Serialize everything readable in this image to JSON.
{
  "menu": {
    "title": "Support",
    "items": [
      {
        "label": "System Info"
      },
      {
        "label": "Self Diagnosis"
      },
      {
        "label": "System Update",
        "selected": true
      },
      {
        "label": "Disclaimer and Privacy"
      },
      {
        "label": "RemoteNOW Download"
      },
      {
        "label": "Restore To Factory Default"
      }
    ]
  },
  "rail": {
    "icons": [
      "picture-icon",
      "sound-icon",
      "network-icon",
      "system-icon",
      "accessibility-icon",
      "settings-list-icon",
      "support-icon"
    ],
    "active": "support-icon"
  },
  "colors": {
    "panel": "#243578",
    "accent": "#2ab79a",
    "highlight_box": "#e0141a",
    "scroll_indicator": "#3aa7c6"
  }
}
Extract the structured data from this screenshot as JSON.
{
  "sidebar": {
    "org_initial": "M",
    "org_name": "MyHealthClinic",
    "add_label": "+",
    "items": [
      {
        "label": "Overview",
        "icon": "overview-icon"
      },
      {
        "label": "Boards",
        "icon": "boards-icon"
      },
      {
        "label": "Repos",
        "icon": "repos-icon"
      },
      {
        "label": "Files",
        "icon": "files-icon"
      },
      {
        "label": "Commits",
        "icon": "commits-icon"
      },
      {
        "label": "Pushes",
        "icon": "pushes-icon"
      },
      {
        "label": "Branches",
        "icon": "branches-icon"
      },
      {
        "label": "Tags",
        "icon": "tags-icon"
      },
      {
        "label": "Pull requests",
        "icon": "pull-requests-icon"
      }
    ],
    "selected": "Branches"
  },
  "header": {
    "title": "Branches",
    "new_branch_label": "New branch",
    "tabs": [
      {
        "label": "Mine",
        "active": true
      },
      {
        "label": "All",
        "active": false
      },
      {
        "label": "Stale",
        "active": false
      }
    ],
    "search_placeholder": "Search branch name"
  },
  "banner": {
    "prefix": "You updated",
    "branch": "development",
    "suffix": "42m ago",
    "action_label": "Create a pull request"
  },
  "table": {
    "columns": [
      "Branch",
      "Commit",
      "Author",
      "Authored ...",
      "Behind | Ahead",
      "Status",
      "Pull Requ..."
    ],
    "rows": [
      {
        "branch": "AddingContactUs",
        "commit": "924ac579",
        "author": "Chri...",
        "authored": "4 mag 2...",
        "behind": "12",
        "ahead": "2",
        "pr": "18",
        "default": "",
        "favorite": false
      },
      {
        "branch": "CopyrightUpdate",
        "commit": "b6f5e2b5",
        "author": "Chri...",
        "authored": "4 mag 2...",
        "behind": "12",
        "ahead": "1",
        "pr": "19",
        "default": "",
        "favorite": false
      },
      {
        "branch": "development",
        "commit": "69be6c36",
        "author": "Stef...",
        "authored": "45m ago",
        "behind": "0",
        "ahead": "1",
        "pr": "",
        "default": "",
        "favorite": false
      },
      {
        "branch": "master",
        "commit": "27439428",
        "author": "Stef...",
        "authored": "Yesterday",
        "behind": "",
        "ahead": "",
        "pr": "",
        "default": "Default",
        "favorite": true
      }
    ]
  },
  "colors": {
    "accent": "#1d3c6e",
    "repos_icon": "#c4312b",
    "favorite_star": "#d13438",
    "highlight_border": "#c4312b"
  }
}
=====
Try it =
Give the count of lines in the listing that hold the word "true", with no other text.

Solution =
3